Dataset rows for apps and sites
★ ★ ★

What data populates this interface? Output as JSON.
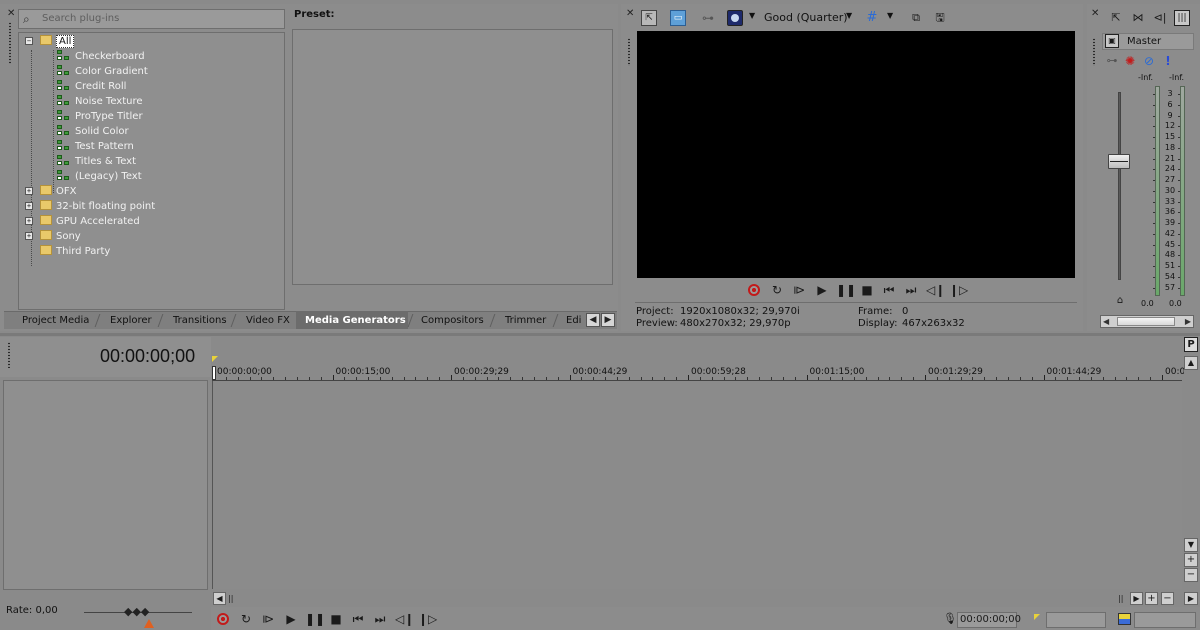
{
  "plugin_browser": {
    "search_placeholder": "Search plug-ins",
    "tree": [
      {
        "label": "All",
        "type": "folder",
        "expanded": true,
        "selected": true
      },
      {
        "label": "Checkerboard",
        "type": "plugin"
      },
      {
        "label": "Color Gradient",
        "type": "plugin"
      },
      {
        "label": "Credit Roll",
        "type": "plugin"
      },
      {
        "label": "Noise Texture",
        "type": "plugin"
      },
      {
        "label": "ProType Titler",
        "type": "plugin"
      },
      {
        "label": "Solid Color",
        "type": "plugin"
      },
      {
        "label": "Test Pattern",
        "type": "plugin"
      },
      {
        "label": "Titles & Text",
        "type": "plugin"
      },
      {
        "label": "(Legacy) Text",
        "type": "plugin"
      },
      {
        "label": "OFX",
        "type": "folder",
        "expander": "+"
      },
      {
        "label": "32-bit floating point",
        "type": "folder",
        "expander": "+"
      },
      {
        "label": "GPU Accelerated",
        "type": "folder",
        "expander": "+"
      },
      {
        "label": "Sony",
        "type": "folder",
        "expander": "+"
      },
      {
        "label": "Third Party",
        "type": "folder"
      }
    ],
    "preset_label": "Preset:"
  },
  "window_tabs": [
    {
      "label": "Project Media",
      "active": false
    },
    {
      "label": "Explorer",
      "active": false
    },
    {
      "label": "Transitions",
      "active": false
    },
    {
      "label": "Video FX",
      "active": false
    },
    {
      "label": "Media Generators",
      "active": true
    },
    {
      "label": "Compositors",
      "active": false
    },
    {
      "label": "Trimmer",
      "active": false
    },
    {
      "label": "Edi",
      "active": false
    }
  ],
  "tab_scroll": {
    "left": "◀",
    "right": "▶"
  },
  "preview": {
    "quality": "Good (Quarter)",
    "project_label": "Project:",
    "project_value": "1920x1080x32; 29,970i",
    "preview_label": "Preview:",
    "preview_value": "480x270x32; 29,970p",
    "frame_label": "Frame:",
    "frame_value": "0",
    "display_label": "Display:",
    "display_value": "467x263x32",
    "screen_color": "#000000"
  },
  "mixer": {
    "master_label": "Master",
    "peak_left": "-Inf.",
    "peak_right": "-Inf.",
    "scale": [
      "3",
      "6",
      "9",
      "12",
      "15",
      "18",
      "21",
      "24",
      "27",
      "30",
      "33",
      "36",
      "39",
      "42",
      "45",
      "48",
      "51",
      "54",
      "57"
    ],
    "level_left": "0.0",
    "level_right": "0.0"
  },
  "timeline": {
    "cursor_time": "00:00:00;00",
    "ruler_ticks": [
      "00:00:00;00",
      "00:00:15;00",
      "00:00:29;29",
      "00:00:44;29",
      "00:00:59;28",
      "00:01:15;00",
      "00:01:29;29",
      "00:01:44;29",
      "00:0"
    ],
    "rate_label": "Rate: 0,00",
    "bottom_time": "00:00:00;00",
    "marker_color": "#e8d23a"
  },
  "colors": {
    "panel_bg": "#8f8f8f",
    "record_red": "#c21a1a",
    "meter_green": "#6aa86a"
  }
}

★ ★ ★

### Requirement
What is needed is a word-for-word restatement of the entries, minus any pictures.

### Solution for this problem
What data populates this interface? Output as JSON.
{
  "plugin_browser": {
    "search_placeholder": "Search plug-ins",
    "tree": [
      {
        "label": "All",
        "type": "folder",
        "expanded": true,
        "selected": true
      },
      {
        "label": "Checkerboard",
        "type": "plugin"
      },
      {
        "label": "Color Gradient",
        "type": "plugin"
      },
      {
        "label": "Credit Roll",
        "type": "plugin"
      },
      {
        "label": "Noise Texture",
        "type": "plugin"
      },
      {
        "label": "ProType Titler",
        "type": "plugin"
      },
      {
        "label": "Solid Color",
        "type": "plugin"
      },
      {
        "label": "Test Pattern",
        "type": "plugin"
      },
      {
        "label": "Titles & Text",
        "type": "plugin"
      },
      {
        "label": "(Legacy) Text",
        "type": "plugin"
      },
      {
        "label": "OFX",
        "type": "folder",
        "expander": "+"
      },
      {
        "label": "32-bit floating point",
        "type": "folder",
        "expander": "+"
      },
      {
        "label": "GPU Accelerated",
        "type": "folder",
        "expander": "+"
      },
      {
        "label": "Sony",
        "type": "folder",
        "expander": "+"
      },
      {
        "label": "Third Party",
        "type": "folder"
      }
    ],
    "preset_label": "Preset:"
  },
  "window_tabs": [
    {
      "label": "Project Media",
      "active": false
    },
    {
      "label": "Explorer",
      "active": false
    },
    {
      "label": "Transitions",
      "active": false
    },
    {
      "label": "Video FX",
      "active": false
    },
    {
      "label": "Media Generators",
      "active": true
    },
    {
      "label": "Compositors",
      "active": false
    },
    {
      "label": "Trimmer",
      "active": false
    },
    {
      "label": "Edi",
      "active": false
    }
  ],
  "tab_scroll": {
    "left": "◀",
    "right": "▶"
  },
  "preview": {
    "quality": "Good (Quarter)",
    "project_label": "Project:",
    "project_value": "1920x1080x32; 29,970i",
    "preview_label": "Preview:",
    "preview_value": "480x270x32; 29,970p",
    "frame_label": "Frame:",
    "frame_value": "0",
    "display_label": "Display:",
    "display_value": "467x263x32",
    "screen_color": "#000000"
  },
  "mixer": {
    "master_label": "Master",
    "peak_left": "-Inf.",
    "peak_right": "-Inf.",
    "scale": [
      "3",
      "6",
      "9",
      "12",
      "15",
      "18",
      "21",
      "24",
      "27",
      "30",
      "33",
      "36",
      "39",
      "42",
      "45",
      "48",
      "51",
      "54",
      "57"
    ],
    "level_left": "0.0",
    "level_right": "0.0"
  },
  "timeline": {
    "cursor_time": "00:00:00;00",
    "ruler_ticks": [
      "00:00:00;00",
      "00:00:15;00",
      "00:00:29;29",
      "00:00:44;29",
      "00:00:59;28",
      "00:01:15;00",
      "00:01:29;29",
      "00:01:44;29",
      "00:0"
    ],
    "rate_label": "Rate: 0,00",
    "bottom_time": "00:00:00;00",
    "marker_color": "#e8d23a"
  },
  "colors": {
    "panel_bg": "#8f8f8f",
    "record_red": "#c21a1a",
    "meter_green": "#6aa86a"
  }
}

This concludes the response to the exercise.